Diageo, the world’s largest producer of spirits, including Smirnoff vodka and Johnny Walker whisky, is in talks with Canadian producers.
In response to a question, the company said only that it is closely watching the market.
Beer producer Molson Coors has also announced a joint venture with Canada’s Hydropothecary Corp.
Others are more reluctant.
Alexandre Ricard, CEO of Pernod Ricard, explained at the end of August that his company is keeping an eye on the market, especially to determine whether it is likely to “cannibalize” consumption of high-end liquors.
And for now, the signals are mixed.
Researchers at the University of Connecticut and Georgia State University last year found sales of alcohol dipped 12.4 percent in U.S. counties where medical marijuana was legalized.
But others, including the Distilled Spirits Council, an industry body representing liquor makers in the United States, say sales have not been hurt.
“It is still too soon to say one way or the other,” said Keith Villa, a Colorado brewmaster.
Creator of the popular Belgian-style “Blue Moon” wheat beer, Villa plans to market a nonalcoholic brew containing THC, the psychoactive ingredient in marijuana.
“As with a regular beer, you get a buzz that is similar to the alcohol buzz,” he said. “But the next morning you should not have a hangover.”
While it is possible to mix alcohol and cannabis, he has not gone down that road. Doing so is illegal and the two substances can compound each other’s effects, he said.
Hemp beers and those containing cannabidiol, a cannabis component that is not psychoactive, are already available. There also are drinks with added THC.

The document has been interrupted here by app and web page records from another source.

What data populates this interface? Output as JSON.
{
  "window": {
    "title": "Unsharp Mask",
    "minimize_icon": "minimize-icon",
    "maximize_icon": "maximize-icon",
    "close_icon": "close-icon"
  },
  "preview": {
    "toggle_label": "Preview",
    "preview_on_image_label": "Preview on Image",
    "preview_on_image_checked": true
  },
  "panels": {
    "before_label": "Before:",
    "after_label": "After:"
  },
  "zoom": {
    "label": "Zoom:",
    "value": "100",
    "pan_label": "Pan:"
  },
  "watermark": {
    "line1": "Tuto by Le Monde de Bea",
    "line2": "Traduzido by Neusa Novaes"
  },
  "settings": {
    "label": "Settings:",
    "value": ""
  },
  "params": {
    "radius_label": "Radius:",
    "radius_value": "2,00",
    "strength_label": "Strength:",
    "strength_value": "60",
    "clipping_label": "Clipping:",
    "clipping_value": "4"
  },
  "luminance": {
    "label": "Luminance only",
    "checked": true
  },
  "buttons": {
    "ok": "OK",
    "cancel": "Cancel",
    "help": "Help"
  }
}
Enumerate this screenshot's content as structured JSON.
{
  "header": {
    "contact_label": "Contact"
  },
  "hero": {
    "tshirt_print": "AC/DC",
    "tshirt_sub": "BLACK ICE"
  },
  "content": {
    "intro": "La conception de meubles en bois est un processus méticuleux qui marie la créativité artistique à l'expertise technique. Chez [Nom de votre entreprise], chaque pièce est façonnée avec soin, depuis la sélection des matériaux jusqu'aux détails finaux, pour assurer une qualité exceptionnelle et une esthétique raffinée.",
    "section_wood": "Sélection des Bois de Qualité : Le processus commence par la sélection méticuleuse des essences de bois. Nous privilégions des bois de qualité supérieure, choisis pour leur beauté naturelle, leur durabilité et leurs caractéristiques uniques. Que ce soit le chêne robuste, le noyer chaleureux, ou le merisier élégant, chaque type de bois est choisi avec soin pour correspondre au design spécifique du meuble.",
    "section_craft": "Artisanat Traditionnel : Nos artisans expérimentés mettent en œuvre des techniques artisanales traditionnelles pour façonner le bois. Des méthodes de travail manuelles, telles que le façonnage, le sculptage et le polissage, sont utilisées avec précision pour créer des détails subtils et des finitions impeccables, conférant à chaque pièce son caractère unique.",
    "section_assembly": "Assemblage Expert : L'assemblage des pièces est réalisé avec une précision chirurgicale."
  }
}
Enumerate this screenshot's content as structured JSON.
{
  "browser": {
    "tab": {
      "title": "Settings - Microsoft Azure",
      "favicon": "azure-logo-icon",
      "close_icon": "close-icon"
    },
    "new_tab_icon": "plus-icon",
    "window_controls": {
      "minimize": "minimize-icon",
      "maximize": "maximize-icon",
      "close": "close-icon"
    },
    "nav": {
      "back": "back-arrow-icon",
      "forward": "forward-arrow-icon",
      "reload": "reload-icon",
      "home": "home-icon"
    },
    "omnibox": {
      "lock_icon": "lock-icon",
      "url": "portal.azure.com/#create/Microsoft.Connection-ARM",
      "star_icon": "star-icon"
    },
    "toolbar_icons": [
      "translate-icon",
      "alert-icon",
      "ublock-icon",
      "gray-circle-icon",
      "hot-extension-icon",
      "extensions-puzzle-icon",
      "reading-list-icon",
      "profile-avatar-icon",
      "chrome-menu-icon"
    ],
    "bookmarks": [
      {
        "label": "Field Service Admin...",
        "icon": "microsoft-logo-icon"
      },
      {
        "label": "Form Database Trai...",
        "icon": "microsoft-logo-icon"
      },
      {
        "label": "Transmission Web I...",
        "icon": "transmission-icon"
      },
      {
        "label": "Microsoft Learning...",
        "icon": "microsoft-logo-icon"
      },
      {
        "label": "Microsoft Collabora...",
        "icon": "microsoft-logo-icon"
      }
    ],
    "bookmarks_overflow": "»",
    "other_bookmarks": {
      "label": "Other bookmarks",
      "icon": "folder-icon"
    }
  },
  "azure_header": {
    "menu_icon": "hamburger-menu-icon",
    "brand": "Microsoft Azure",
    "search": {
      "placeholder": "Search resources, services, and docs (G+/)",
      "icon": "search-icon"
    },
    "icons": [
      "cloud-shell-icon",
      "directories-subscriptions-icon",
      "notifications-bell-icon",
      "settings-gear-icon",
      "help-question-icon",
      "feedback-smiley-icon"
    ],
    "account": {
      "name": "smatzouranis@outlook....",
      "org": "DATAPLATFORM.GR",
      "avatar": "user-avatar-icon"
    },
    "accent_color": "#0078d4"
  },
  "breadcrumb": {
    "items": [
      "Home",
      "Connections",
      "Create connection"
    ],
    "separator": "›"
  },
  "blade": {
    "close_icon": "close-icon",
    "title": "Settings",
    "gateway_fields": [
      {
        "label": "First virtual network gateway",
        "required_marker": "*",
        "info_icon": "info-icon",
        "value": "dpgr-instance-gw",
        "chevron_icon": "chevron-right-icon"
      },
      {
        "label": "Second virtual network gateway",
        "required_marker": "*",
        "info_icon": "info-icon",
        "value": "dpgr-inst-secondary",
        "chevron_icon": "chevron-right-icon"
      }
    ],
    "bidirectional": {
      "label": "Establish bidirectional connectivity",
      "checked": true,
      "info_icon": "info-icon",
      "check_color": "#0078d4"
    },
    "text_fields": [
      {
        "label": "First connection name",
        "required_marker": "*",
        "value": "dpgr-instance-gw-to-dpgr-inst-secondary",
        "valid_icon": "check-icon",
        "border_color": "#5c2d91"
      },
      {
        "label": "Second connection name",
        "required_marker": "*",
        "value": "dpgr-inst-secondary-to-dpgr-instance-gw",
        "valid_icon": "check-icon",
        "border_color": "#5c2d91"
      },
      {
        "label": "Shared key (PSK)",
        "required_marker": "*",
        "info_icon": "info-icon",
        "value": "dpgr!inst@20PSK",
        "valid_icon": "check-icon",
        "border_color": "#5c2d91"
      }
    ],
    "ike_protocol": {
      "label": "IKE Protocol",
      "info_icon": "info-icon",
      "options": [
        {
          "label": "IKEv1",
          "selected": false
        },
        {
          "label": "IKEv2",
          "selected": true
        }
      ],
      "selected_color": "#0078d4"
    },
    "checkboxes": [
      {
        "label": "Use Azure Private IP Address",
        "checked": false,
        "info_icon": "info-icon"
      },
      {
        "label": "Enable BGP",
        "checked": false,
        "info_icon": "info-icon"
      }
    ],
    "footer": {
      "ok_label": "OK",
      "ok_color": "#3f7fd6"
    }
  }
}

In California this summer, Lagunitas, a property of Holland’s Heineken, began marketing Hi-Fi Hops, a non-alcoholic concoction that makes drinkers feel high.
Southern Glazer, North America’s largest wine and liquor distributor, has created a subsidiary specifically devoted to distributing cannabis in Canada.
Soft drink makers, which have seen sales suffer as consumers turn away from high-sugar sodas, can’t afford to ignore rising demand either.
Coca-Cola has reportedly discussed producing cannabis-infused drinks with Canada’s Aurora Cannabis. And while PepsiCo. said this month it has no plans to develop a similar drink, Chief Financial Officer Hugh Johnston told CNBC the company will still “look at it critically.”
Canaccord Genuity analysts forecast sales of THC-infused and CBC-infused drinks could reach $600 million by 2022.
Brewers have all the more reason to get involved, they say, since craft beers sales are no longer growing as briskly as they once were.
The Distilled Spirits Council has avoided taking a position on legalizing recreational marijuana but it does say cannabis regulations — on taxation, age limits and consumption prior to driving — should be as strict as those for alcohol.